Expert Opinion“This report highlights the strength and huge opportunities that exist within the sports sector but at the same time it reveals how vulnerable local economies can be to periods of economic turbulence.
“There are some interesting themes emerging in the report’s recommendations. Support and funding from the Government could accelerate and unlock the full economic potential of the WSL, as highlighted by the success of EURO 2022, and help RFU meet its ambitious objectives. Any scheme that promotes greater participation and viewership will boost economic activity both through higher match-day activity and longer-term productivity, culminating in a strong net benefit for regional economies across the UK.

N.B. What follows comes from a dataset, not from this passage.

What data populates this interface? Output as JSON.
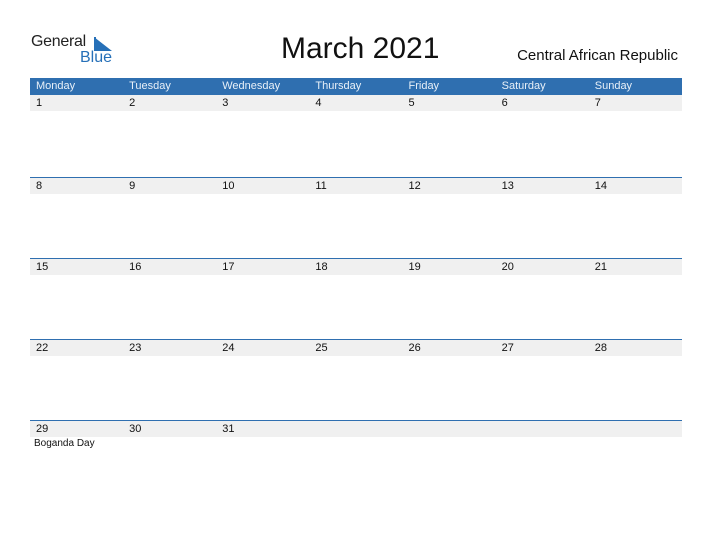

“The report also calls for greater focus on financial issues and adapting to the climate crisis. Whether it is environmental or financial sustainability, both are key issues in sport and must be considered to future-proof the sports economy.”
Thomas Barnard, partner and National Head of Irwin Mitchell’s Sports sector team.
Josie Dent, Managing Economist at Cebr said: "Sports make a substantial contribution to the economies of cities in the UK. The sports sector promotes expenditure and employment, with total GVA for the sector in 2020 estimated at £1.3 billion in London, while sports activities are also linked to higher productivity and wellbeing, further boosting the UK economy."
Other key findings from the report:
- In absolute terms, London had the largest sports economy in 2020, with total sports GVA of £1.3 billion.
- Following London, Greater Manchester and Sheffield saw the largest sports economies, with the latter overtaking Edinburgh, Leeds, and Liverpool as it saw 9.3% annual growth.
- York saw the most rapid growth in sports GVA between 2019 and 2020. The city saw its sports economy expand by a third (33.3%) year-on-year.
- Southampton’s sport GVA fell by over 50% between 2019 and 2020 and headcount in the sector fell by over 1,000 during the same period.
Irwin Mitchell’s sport sector team advises individual athletes; sports clubs; leisure groups; national and international governing bodies and sports agencies. Its team of experts advise on a diverse range of issues including tax and image rights structures; dispute resolution and disciplinary action; commercial transactions; property; IP and employment law. Irwin Mitchell is the official legal partner of England Rugby; UK Athletics; and British Rowing.
Cebr used Business Register and Employment Survey (BRES) data (source: NOMIS) to assess the level of sports-related employment in each city (in 2020) and calculate the annual growth rate of sports employment.
Additionally, Cebr used Annual Business Survey (ABS) data (source: ONS) to estimate the economic activity (measured by GVA) directly generated by sports activities for each city. This was achieved by multiplying the number of people in sports employment in each city by the GVA per job given in the ABS data for each sports subsector in the respective year. Subsequently, regional GVA data from the ONS were used to assess the size of the sports related economy relative to total city GVA.
Cebr defined the sports sector by the following - Operation of sports facilities; Activities of sports clubs; Fitness facilities; Manufacture of sports goods; Retail sale of sporting equipment.